Please count the lines in the records below that include the word "icon" and report only the total.
= Beginning of Section =
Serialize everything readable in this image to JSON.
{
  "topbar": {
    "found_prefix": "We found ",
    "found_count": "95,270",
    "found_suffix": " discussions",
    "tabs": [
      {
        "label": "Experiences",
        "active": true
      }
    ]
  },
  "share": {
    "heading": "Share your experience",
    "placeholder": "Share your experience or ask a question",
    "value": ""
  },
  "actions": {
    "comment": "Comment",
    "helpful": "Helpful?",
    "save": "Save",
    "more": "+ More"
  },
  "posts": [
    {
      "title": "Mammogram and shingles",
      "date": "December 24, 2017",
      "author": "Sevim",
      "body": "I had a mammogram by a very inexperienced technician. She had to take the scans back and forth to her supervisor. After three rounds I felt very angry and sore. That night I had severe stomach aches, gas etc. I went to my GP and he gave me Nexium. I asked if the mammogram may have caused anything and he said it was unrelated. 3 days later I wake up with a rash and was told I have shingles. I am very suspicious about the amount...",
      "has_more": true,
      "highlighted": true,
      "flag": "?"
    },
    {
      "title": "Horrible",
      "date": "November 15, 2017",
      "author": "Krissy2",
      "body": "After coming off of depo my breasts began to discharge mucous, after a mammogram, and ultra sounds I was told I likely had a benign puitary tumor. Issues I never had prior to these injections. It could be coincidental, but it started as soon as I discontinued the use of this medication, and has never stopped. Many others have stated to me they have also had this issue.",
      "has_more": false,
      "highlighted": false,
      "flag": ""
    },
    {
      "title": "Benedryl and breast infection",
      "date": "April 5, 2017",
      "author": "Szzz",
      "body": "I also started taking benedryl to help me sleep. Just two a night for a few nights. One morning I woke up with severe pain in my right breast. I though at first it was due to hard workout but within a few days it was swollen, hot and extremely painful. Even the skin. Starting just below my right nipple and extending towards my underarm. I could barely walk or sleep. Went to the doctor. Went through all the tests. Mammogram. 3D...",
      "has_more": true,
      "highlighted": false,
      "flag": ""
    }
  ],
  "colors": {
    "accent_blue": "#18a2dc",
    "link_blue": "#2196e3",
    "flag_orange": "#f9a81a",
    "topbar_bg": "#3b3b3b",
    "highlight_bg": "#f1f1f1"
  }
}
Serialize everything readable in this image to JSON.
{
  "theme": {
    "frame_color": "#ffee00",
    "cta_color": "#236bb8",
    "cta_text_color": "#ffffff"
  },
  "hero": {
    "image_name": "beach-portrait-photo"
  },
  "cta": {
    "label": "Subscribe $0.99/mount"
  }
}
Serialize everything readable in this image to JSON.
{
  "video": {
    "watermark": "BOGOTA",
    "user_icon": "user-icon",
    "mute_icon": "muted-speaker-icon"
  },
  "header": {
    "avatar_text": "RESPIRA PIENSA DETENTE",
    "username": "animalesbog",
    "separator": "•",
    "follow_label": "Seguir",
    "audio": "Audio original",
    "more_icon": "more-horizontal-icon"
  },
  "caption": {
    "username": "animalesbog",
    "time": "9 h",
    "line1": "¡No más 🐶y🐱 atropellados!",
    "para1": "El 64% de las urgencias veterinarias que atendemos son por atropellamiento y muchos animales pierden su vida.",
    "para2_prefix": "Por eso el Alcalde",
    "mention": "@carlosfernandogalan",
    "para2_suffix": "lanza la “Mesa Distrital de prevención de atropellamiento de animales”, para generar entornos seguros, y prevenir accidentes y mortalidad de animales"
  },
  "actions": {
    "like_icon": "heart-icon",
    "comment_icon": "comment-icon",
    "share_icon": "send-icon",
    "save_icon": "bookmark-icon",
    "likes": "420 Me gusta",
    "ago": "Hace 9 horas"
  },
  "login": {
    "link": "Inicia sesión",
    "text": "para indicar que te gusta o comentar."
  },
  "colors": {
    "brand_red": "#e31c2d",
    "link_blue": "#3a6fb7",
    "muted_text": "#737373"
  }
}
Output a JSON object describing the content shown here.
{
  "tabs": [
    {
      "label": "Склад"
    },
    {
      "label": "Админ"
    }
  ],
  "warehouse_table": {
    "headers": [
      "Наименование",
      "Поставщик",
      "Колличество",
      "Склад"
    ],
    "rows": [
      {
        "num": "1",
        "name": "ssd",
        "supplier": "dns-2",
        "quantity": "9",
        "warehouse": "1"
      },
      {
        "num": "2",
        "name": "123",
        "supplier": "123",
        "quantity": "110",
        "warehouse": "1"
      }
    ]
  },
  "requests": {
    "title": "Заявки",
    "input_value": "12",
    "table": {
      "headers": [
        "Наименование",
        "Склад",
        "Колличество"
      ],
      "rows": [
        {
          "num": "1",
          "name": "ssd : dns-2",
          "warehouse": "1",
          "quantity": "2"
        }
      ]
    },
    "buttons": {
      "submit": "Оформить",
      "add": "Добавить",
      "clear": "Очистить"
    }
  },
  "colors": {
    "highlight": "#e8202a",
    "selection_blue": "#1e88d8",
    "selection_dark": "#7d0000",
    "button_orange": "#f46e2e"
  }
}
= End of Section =
RESPONSE AREA — 7